References in classic literature ?
As in the city in the houses of prostitu- tion and with the rowdy boys running through the streets at night, so in Winesburg among its citizens he had always the power to be a part of and yet distinctly apart from the life about him.
He found the "nigger" in him involuntarily giving the road, on the sidewalk, to a white rowdy and loafer.

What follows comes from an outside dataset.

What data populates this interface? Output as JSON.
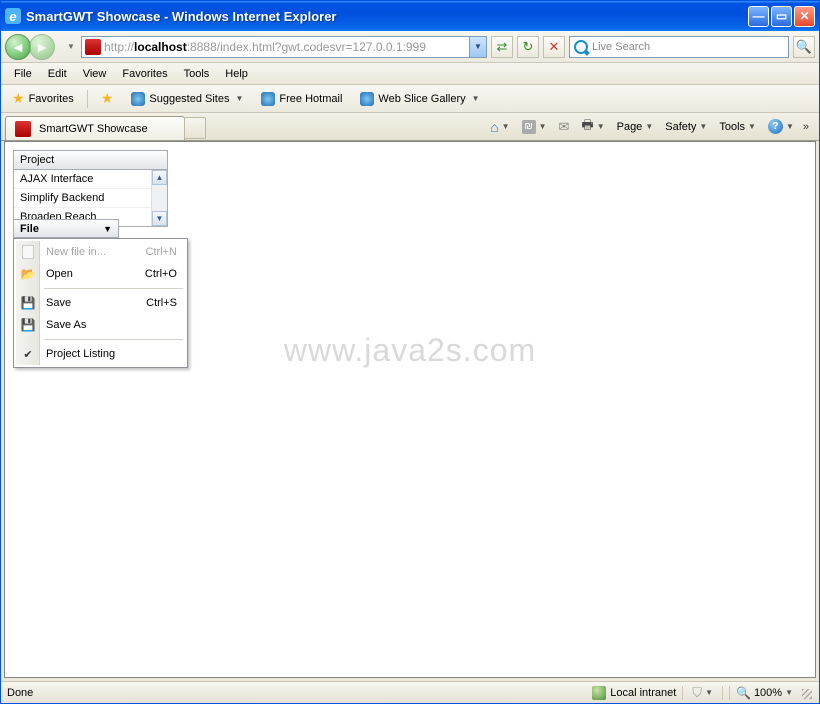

It came to him, with horrible distinctness, how a boy in a cherry-coloured jersey - he despised fancy blazers now with all a fisherman's contempt - how an ignorant, rowdy boy had once said it would be "great" if a steamer ran down a fishing-boat.
But then the conductor locks you in when the train starts; there is no water to drink in the car; there is no heating apparatus for night travel; if a drunken rowdy should get in, you could not remove a matter of twenty seats from him or enter another car; but above all, if you are worn out and must sleep, you must sit up and do it in naps, with cramped legs and in a torturing misery that leaves you withered and lifeless the next day--for behold they have not that culmination of all charity and human kindness, a sleeping car, in all France.
There was no frantic crowding and jostling, no shouting and swearing, and no swaggering intrusion of services by rowdy hackmen.
Did he seem to be a serious sort of a man, or just a common rowdy fellow?
He lived far away in Islington, in a small house down a shabby street, littered with straw and dirty paper, where out of school hours a troop of assorted children ran and squabbled with a shrill, joyless, rowdy clamour.
Rowdy House is refreshingly unique in that it creates great music which is actually relevant and meaningful.
Everybody knows what it's like to be rowdy and to be out with the guys.
But five of the rowdy gang - who were knocking back lager and champagne - were thrown out at midnight when trouble flared.
He is also concerned about plans to give police the power to close rowdy pubs and expresses misgivings about proposals to give local authority panels rather than magistrates the power to grant licences.
SAN ANTONIO, March 30, 2012 /PRNewswire-iReach/ -- Tongues-and tails are wagging as the Hyatt Regency Hill Country Resort and Spa in San Antonio announces a new pet program and introduces Rowdy and Stella, recently adopted Pet Ambassadors.